■ Task to carry out ■
Each record below needs to be retyped exactly.

· · ·

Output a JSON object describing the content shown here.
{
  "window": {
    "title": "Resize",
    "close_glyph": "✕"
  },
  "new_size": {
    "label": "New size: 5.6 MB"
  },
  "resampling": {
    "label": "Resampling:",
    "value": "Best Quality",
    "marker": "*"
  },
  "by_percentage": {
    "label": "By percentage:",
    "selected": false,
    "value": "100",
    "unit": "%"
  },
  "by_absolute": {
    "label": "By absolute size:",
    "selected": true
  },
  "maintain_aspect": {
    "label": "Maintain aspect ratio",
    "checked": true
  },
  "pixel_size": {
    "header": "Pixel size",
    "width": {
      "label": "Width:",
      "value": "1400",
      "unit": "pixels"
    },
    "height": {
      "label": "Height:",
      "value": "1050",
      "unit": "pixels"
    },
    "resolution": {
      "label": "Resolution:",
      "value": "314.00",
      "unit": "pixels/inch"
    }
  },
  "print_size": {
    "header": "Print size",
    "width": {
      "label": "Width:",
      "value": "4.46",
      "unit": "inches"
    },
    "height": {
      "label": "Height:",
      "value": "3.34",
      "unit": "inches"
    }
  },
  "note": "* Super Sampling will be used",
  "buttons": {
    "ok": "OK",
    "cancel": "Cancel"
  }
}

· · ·

■ Task result ■
Output a JSON object describing the content shown here.
{
  "window": {
    "title": "Resize",
    "close_glyph": "✕"
  },
  "new_size": {
    "label": "New size: 5.6 MB"
  },
  "resampling": {
    "label": "Resampling:",
    "value": "Best Quality",
    "marker": "*"
  },
  "by_percentage": {
    "label": "By percentage:",
    "selected": false,
    "value": "100",
    "unit": "%"
  },
  "by_absolute": {
    "label": "By absolute size:",
    "selected": true
  },
  "maintain_aspect": {
    "label": "Maintain aspect ratio",
    "checked": true
  },
  "pixel_size": {
    "header": "Pixel size",
    "width": {
      "label": "Width:",
      "value": "1400",
      "unit": "pixels"
    },
    "height": {
      "label": "Height:",
      "value": "1050",
      "unit": "pixels"
    },
    "resolution": {
      "label": "Resolution:",
      "value": "314.00",
      "unit": "pixels/inch"
    }
  },
  "print_size": {
    "header": "Print size",
    "width": {
      "label": "Width:",
      "value": "4.46",
      "unit": "inches"
    },
    "height": {
      "label": "Height:",
      "value": "3.34",
      "unit": "inches"
    }
  },
  "note": "* Super Sampling will be used",
  "buttons": {
    "ok": "OK",
    "cancel": "Cancel"
  }
}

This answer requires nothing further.